Write freely on the chart in soft pencil. It can easily be rubbed out later. A hard pencil might tear a damp paper. Charts should be kept in a transparent plastic case so that they can be read without exposing them to spray. Some people use a tight-fitting plastic cover and plot courses on it with a grease pencil. Either way, it is best to mark a series of positions on the chart and the time you were there. Then, if you need to know where you are because of a change of weather or visibility, you can find out quite easily from your last known position. Plot fixes for practice frequently, and compare them to your dead reckoning position. The hand bearing compass gives you bearings on ends of islands, water towers or other landmarks ashore. Make use of "ranges" as lines of position when two objects such as the left hand end of one island and the right hand end of another come into line. The more often you do this when conditions are good, the less likely you are to be lost when conditions become difficult.

Piloting a dinghy on a constant course off the wind is fairly easy. You must be aware of leeway due to wind and sometimes drift due to a current which you may not have expected. After leaving your point of departure, look back and check several times in the first half hour to see whether the point of departure is exactly over the stern when your heading is correct. If it is to one side or the other, you are not making good the course you thought you were. Usually the point of departure will appear somewhat to windward, and the angle it is off gives you an estimate of your leeway. You can start to correct for it right away. True leeway is usually negligible in a dinghy on a beam reach or better. However, if the wind has been in one direction for many hours, there may be a surface current on the water which gives the same effect. Naturally there are currents to be aware of at the major rivers entering or leaving the Great Lakes. There are often counter-currents along the shore over many miles, as along the south shore of Lake Ontario. There are no true tides on the Great Lakes, but the "seiche" can cause big movements of water due to wind and barometric pressure changes, and this results in significant currents, particularly at a narrow junction of two wider bodies of water.

When hard on the wind, piloting is much more difficult. Allow 5° for leeway, or more if there are big waves. The problem is that you cannot keep a constant heading. The wind is usually shifting through at least 5° and often much more, and it is not realistic to hold your course rigidly when you can easily head up. Get in the habit of averaging your compass course, and tack at fixed intervals, making no more than two tacks every half-hour. The table shown gives the time to spend on each tack for different courses to windward relative to the average wind direction.  ..

I have allowed for 5° of leeway in calculating these times. If you do not arrive at the expected spot, the likeliest assumption is that you have made more leeway, and you should look for your landfall further to windward (and a little towards the direction of the less favoured tack). However, when your course lies to windward, it is wise not to rely on making an exact landfall.
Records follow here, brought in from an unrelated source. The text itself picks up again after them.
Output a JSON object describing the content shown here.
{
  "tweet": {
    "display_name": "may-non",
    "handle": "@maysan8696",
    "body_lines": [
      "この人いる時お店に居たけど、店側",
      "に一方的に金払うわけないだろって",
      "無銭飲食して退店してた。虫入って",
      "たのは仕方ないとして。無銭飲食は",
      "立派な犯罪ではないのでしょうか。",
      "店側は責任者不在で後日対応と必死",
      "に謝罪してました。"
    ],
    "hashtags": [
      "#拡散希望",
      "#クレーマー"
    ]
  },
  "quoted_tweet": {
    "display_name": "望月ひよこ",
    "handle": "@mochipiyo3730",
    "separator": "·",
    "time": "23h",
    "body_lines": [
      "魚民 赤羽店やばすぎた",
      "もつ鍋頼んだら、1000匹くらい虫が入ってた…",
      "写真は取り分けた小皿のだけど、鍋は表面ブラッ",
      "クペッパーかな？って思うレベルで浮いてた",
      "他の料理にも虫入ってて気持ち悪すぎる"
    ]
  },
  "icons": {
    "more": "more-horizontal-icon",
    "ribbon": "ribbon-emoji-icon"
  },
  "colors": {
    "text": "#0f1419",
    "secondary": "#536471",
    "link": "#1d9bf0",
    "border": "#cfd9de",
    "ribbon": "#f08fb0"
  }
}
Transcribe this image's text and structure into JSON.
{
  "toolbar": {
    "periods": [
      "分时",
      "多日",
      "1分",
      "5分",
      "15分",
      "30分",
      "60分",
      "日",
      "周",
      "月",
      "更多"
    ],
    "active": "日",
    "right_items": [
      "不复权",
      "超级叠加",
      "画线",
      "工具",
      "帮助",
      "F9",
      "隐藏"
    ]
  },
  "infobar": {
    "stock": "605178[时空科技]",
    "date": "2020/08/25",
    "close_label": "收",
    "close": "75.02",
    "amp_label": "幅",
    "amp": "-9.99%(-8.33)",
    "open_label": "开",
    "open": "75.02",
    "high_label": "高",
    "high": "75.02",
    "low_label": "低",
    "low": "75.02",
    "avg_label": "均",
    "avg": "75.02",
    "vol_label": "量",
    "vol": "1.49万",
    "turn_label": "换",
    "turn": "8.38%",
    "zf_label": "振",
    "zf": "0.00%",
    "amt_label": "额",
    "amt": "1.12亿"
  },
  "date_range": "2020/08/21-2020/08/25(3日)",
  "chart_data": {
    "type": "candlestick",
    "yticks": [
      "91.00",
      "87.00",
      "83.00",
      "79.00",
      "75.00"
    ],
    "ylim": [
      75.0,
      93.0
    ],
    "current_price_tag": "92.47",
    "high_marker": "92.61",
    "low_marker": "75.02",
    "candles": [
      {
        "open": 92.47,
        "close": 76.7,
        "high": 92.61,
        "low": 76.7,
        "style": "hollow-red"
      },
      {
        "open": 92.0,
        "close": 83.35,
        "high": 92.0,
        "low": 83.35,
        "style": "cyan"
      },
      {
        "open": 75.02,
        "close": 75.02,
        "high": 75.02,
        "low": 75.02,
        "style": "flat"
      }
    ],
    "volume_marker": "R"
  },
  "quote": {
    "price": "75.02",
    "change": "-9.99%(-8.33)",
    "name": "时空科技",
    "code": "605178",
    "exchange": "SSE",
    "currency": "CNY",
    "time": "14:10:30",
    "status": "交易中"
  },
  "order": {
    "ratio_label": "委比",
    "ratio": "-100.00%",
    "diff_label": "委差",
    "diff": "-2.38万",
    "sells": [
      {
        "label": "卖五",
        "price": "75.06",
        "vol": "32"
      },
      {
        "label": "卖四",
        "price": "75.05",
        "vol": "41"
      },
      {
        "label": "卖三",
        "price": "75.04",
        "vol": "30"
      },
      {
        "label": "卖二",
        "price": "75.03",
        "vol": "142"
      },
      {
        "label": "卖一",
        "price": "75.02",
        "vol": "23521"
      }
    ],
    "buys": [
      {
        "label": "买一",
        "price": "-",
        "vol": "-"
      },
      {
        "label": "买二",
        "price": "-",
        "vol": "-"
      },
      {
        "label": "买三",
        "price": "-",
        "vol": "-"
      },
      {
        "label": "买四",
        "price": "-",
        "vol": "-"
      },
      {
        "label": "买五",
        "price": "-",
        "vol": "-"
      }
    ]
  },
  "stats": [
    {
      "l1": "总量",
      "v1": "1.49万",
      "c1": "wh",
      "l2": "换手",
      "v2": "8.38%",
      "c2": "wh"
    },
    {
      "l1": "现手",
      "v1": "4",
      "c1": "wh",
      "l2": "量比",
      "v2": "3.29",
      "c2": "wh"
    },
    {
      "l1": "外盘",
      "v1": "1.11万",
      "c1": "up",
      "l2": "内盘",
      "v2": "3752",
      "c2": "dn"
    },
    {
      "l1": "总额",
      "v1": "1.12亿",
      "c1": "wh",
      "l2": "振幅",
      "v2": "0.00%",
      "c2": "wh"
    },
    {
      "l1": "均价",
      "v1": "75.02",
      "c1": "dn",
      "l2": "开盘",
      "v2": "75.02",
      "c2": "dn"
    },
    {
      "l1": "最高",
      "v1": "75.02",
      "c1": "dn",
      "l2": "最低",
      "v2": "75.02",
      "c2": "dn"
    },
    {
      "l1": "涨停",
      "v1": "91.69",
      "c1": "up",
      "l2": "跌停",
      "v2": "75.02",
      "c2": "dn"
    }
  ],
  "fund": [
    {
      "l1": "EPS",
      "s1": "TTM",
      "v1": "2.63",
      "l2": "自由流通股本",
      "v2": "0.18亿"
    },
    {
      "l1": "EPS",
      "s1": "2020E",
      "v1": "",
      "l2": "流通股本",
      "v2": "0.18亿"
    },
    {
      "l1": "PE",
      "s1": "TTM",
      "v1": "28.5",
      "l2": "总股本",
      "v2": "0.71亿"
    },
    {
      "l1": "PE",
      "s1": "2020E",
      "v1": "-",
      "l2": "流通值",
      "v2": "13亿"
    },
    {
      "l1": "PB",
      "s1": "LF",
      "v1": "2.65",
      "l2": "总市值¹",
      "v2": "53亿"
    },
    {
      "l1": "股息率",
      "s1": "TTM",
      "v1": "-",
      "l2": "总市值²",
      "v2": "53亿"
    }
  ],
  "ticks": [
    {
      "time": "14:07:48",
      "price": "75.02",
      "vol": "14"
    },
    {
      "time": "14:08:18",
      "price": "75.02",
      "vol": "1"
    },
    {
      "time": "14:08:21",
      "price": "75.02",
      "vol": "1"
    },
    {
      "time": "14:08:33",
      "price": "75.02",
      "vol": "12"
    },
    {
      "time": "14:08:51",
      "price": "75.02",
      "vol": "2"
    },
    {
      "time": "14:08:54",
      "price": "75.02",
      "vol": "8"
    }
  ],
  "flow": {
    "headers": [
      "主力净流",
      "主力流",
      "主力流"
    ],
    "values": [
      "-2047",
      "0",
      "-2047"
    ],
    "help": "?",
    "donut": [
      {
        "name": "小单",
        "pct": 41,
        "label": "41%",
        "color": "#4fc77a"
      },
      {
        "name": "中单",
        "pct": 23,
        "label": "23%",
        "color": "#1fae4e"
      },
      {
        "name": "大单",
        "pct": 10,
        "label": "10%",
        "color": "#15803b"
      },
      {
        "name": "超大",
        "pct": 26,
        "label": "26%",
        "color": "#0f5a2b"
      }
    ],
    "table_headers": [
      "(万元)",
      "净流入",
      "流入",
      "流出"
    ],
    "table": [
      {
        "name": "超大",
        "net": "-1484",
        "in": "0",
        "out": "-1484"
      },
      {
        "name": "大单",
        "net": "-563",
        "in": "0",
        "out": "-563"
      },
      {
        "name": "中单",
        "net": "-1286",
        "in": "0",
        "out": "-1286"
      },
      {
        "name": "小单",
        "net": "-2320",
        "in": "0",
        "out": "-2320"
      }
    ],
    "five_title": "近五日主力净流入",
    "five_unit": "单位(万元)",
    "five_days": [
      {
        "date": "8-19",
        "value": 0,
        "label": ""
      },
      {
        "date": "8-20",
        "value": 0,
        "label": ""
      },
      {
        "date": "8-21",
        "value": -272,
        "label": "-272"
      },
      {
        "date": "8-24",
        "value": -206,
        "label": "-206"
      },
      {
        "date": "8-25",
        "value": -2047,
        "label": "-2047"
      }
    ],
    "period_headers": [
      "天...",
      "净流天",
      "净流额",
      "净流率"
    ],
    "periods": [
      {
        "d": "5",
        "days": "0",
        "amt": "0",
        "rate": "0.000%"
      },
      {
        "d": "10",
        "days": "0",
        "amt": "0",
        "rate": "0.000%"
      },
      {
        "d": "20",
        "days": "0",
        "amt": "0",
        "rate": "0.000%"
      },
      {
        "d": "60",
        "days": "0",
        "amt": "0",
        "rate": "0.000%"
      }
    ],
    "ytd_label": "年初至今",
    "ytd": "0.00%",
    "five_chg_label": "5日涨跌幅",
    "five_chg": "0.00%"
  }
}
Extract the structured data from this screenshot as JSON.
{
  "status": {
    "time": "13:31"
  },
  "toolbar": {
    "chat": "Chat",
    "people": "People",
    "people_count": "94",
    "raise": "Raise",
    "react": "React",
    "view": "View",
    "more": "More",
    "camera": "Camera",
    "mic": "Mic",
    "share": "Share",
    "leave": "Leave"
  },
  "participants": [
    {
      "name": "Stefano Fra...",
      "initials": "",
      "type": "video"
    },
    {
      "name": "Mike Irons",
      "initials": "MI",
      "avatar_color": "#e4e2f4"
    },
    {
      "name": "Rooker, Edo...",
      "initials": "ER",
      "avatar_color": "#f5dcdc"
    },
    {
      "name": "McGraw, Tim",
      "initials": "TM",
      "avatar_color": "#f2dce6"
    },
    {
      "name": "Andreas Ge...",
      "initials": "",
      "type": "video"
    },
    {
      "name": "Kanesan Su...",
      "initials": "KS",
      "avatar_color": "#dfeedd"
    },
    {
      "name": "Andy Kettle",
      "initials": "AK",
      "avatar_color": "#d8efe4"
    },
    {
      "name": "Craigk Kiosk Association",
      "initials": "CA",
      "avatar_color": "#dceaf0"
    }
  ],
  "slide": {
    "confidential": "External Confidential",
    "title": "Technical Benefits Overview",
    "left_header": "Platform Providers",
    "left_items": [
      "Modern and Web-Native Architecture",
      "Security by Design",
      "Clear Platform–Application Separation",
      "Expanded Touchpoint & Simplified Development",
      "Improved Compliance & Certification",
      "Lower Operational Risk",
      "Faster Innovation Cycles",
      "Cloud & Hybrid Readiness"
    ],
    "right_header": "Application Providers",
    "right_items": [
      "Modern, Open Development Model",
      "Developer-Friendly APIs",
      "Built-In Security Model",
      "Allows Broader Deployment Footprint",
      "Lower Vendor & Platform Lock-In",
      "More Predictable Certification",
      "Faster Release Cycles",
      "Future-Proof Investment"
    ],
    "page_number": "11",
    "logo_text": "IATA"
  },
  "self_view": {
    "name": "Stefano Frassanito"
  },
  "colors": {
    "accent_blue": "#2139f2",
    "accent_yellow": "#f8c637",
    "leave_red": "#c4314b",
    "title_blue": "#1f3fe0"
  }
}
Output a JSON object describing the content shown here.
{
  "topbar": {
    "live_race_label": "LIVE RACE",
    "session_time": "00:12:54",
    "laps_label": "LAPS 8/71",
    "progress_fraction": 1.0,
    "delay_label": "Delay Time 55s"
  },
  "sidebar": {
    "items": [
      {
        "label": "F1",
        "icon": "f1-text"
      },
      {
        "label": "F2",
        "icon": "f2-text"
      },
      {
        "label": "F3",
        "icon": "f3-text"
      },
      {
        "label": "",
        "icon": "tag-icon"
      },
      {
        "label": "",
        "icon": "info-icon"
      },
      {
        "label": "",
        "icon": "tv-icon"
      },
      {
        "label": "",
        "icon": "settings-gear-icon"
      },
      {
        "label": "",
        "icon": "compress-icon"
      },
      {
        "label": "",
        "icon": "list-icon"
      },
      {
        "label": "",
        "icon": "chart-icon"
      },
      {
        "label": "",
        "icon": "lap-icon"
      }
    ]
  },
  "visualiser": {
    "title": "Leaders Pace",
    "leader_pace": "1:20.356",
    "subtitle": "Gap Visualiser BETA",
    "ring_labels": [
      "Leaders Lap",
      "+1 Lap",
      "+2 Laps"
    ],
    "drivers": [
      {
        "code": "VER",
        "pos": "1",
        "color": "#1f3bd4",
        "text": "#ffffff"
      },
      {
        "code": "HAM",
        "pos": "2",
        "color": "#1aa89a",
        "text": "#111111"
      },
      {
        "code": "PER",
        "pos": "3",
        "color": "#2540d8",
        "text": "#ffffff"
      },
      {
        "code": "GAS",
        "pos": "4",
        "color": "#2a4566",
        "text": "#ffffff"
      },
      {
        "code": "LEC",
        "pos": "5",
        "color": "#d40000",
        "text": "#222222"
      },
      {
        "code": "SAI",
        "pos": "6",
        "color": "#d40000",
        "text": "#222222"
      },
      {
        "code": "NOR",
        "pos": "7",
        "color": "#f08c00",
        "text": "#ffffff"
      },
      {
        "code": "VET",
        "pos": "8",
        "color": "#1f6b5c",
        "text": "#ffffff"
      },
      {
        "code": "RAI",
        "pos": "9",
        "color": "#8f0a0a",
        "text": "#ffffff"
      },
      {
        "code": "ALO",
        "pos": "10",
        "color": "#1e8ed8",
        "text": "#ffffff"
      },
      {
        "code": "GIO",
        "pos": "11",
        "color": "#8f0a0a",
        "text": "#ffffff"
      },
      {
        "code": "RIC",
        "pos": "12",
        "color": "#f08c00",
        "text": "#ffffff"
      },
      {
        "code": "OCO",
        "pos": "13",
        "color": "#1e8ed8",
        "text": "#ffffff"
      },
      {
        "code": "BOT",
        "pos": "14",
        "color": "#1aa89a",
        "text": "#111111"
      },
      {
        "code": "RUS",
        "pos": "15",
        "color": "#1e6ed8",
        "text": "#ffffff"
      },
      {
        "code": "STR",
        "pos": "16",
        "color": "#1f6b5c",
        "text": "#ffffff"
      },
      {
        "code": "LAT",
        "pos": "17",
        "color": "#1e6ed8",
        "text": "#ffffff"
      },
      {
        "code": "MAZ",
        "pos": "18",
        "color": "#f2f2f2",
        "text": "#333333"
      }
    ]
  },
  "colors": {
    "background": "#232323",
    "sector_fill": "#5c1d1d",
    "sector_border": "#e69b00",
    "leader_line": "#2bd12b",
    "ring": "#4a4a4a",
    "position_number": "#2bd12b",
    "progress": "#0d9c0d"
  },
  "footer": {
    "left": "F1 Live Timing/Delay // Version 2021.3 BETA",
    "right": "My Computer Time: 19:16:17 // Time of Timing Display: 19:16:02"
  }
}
It is better to aim for a conspicuous object on the safe side of your destination, and proceed from there.
Chapter 1: Introduction
Chapter 2: Planning
Chapter 3: Equipment
Chapter 4: Rigging and Sails
Chapter 5: Camping
Chapter 6: Cooking and catering
Chapter 7: Communication
Chapter 8: Navigation
Chapter 9: Heavy Weather
Chapter 10: Spares and repairs
Chapter 11: Clothing, Personal Items, First Aid
Chapter 12: Stowage
Chapter 13: The Record
Appendix A: The CWA Cruising Library
Appendix A1: Dinghy Cruising Logs on line
Appendix B: Book List
Appendix C: Recipes
Appendix D: Addresses: Government Agencies, etc.
Appendix E: Buoyancy Testing